In the entries that follow, how many lines hold the string "JSON"? Give only that number.
Segment Open
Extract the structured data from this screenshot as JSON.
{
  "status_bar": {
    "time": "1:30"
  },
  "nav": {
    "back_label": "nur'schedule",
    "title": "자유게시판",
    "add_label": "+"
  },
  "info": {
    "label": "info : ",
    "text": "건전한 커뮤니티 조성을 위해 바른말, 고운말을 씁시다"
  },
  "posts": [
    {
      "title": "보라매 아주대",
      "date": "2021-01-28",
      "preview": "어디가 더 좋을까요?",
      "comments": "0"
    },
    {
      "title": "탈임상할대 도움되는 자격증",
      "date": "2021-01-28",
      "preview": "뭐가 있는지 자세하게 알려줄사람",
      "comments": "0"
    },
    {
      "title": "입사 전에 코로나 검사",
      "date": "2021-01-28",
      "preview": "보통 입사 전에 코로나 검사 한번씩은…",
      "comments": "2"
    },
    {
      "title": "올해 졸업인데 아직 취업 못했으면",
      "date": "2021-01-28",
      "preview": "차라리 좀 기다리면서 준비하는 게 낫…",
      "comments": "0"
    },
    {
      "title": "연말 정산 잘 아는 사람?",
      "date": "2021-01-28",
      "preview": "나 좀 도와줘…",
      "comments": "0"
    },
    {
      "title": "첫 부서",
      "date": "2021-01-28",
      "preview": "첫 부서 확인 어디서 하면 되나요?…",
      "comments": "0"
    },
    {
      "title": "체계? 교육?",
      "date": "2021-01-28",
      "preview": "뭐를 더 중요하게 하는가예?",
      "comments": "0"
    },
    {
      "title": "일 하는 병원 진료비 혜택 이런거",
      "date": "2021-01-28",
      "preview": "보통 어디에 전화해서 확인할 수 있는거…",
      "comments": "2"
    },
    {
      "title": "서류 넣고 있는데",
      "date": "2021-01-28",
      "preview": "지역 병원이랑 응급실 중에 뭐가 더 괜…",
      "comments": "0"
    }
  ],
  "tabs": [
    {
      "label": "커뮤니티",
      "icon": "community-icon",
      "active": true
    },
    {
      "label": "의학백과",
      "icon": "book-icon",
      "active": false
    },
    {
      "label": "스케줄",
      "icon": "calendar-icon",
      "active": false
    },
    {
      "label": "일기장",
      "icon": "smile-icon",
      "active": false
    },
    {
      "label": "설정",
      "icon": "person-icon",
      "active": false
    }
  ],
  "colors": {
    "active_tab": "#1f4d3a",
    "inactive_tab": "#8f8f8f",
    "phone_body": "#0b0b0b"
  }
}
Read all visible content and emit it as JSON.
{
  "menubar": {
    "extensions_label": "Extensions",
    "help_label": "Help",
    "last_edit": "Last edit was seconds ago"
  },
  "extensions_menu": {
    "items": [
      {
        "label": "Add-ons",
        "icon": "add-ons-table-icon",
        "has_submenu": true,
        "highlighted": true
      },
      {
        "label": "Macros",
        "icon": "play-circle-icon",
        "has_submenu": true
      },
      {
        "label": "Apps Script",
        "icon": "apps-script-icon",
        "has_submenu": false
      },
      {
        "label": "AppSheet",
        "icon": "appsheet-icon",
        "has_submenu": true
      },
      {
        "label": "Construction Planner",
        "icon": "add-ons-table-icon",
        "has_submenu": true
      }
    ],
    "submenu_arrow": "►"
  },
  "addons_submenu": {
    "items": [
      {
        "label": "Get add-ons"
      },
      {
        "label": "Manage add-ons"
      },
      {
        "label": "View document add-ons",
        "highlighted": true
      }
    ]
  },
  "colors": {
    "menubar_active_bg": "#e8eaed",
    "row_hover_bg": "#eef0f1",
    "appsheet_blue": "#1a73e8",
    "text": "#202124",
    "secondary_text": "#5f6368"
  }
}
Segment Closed
* **RESULT FOR THIS TASK**: 2